Fellow:  Kieran Koch-Laskowski

Mentor: Praveen Sethupathy

Department of Biomedical Sciences
Sponsor: NIH-Office of the Director (OD)
Grant Number: 5F30OD031914-02
Title: MicroRNA-375 Regulation of Enteroendocrine Cell Biology in Diet-Induced Obesity and Bariatric Surgery
Project Amount: $43,082
Project Period: June 2022 to May 2023

DESCRIPTION (provided by applicant): 

Enteroendocrine cells (EECs) coordinate a wide variety of signaling networks to maintain metabolic homeostasis.

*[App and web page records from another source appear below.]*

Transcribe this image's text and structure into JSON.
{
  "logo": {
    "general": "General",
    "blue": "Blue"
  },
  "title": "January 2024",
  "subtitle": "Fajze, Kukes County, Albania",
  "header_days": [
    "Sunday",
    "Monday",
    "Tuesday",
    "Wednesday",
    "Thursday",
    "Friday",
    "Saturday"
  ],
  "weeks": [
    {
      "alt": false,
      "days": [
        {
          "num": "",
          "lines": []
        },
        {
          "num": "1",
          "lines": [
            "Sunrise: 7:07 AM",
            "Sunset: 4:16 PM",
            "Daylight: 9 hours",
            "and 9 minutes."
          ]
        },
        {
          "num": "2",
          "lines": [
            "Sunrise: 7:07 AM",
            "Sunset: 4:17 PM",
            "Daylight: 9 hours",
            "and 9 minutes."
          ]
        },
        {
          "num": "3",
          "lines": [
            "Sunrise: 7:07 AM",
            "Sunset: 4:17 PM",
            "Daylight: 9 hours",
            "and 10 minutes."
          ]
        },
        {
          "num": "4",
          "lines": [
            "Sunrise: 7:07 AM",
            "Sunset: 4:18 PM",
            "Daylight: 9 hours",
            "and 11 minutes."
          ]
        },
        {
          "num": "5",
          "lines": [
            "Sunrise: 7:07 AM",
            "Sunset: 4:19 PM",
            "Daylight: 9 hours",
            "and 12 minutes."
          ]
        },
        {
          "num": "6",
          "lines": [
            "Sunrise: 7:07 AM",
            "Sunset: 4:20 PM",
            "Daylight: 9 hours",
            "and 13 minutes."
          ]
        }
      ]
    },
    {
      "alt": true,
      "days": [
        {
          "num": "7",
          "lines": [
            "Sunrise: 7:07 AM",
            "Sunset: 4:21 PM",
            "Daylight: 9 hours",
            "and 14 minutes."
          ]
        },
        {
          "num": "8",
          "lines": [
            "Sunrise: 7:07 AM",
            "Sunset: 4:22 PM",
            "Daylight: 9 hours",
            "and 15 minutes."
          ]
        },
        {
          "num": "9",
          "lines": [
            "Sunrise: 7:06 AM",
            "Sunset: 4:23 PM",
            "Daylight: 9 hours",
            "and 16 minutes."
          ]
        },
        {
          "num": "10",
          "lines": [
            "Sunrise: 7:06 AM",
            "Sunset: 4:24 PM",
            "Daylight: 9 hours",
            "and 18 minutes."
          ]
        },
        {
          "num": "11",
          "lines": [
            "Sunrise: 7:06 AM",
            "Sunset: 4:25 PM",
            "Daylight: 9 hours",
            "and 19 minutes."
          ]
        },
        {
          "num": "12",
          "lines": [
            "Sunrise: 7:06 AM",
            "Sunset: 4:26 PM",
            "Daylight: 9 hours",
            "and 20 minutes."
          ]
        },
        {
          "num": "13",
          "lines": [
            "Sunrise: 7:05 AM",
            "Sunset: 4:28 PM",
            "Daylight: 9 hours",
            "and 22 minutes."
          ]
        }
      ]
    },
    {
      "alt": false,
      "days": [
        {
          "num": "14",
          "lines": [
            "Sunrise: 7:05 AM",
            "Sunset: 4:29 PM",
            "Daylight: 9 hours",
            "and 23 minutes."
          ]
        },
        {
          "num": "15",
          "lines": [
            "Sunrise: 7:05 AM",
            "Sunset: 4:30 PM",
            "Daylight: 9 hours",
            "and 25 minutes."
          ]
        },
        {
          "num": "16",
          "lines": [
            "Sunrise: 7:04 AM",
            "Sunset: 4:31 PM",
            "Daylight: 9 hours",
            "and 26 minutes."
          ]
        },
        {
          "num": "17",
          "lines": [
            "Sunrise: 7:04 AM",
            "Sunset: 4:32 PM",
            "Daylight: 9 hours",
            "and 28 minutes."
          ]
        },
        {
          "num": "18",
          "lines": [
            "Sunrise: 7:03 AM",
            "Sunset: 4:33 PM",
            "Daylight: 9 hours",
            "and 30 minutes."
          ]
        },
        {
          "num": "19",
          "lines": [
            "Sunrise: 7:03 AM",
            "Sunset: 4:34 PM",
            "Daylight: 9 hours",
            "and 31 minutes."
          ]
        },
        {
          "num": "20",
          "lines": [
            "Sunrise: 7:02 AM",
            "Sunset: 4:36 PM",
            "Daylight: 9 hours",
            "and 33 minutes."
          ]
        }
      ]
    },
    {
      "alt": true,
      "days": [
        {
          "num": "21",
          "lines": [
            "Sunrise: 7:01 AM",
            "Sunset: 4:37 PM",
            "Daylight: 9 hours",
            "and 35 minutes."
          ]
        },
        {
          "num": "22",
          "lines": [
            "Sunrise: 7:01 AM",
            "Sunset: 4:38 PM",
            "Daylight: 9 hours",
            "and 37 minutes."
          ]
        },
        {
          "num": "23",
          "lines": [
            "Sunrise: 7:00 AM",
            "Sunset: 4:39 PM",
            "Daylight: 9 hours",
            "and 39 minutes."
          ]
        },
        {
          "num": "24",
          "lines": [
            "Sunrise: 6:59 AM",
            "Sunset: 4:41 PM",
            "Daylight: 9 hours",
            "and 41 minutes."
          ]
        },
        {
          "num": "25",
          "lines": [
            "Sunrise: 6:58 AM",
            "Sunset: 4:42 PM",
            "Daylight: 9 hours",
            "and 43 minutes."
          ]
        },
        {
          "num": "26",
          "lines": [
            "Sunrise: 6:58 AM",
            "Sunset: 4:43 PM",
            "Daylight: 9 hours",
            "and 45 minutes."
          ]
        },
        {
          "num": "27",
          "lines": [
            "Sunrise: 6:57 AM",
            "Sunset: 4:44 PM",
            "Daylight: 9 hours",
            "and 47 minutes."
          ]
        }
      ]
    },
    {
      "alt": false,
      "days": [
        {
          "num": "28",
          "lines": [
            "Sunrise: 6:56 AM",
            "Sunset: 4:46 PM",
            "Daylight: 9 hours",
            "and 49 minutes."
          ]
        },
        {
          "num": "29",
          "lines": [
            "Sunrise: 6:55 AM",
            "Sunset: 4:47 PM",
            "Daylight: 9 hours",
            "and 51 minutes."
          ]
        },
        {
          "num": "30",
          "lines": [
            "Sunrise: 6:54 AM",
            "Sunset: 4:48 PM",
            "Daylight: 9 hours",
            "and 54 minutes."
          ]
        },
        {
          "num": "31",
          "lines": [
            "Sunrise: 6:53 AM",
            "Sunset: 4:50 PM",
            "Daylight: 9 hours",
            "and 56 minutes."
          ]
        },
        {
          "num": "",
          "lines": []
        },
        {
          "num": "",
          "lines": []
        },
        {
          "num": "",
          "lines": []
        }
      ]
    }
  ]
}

As a rare secretory cell lineage of the gut epithelium, EECs sense and respond to luminal stimuli by releasing a diverse array of hormones that control nutrient sensing, appetite, glycemic regulation, and energy balance. Dietinduced obesity and bariatric surgery have been associated with the dysregulation and restoration of these hormonal pathways, respectively. Moreover, a growing number of pharmacological strategies have emerged that target key EEC signaling pathways to treat metabolic disease. However, despite these advances the molecular mechanisms regulating EEC biology remain incompletely defined. To address this knowledge gap, this proposal aims to determine the role of an EEC-enriched microRNA (miRNA), miR-375, in regulating the effects of dietary and surgical interventions on EEC biology. MiRNAs are short, non-coding RNA molecules that respond to changing environmental contexts and modulate gene expression at the post-transcriptional level. As such, miRNAs are critical regulators of a myriad of biological pathways, including intestinal epithelial development and function. Our lab has previously demonstrated that miR-375 is highly enriched both in intestinal stem cells (ISCs) and along the EEC lineage, and its expression is dramatically reduced by chronic high-fat diet. In addition, our preliminary data demonstrate significant rescue of miR-375 expression in ISCs following bariatric surgery, coinciding with increases in EEC abundance and circulating gut hormone levels. Therefore, I hypothesize that miR-375 exerts context-specific effects on EEC biology during the pathogenesis and amelioration of diet-induced obesity. The proposed studies will test this hypothesis through an interdisciplinary approach using our lab’s established colony of miR-375 knockout (375-KO) mice together with cutting-edge genomic and bioinformatic techniques. In Aim 1, I will assess how the loss of miR-375 exerts diet-specific effects on the distribution of different EEC subtypes by performing high-resolution single-cell RNA-sequencing (scRNA-seq) of small intestinal crypts and villi from wildtype (WT) and 375-KO animals fed either a chronic chow or high-fat diet. In Aim 2, I will determine how miR-375 contributes to surgically-induced EEC adaptations and metabolic improvements through scRNA-seq analyses of crypt and villus samples from diet-induced obese WT and 375- KO mice following bariatric surgery or a control procedure. With these single-cell datasets, I will bioinformatically determine context-dependent changes in overall EEC abundance, subtype distribution (correlated with circulating gut hormone levels), and gene expression (including identification of candidate miR-375 targets). I will also validate these molecular findings in vivo through immunohistochemical assays and metabolic parameters such as body weight and glucose tolerance. Altogether, these findings will further our understanding of EEC regulation and may provide novel therapeutic targets for the treatment of obesity and its comorbidities.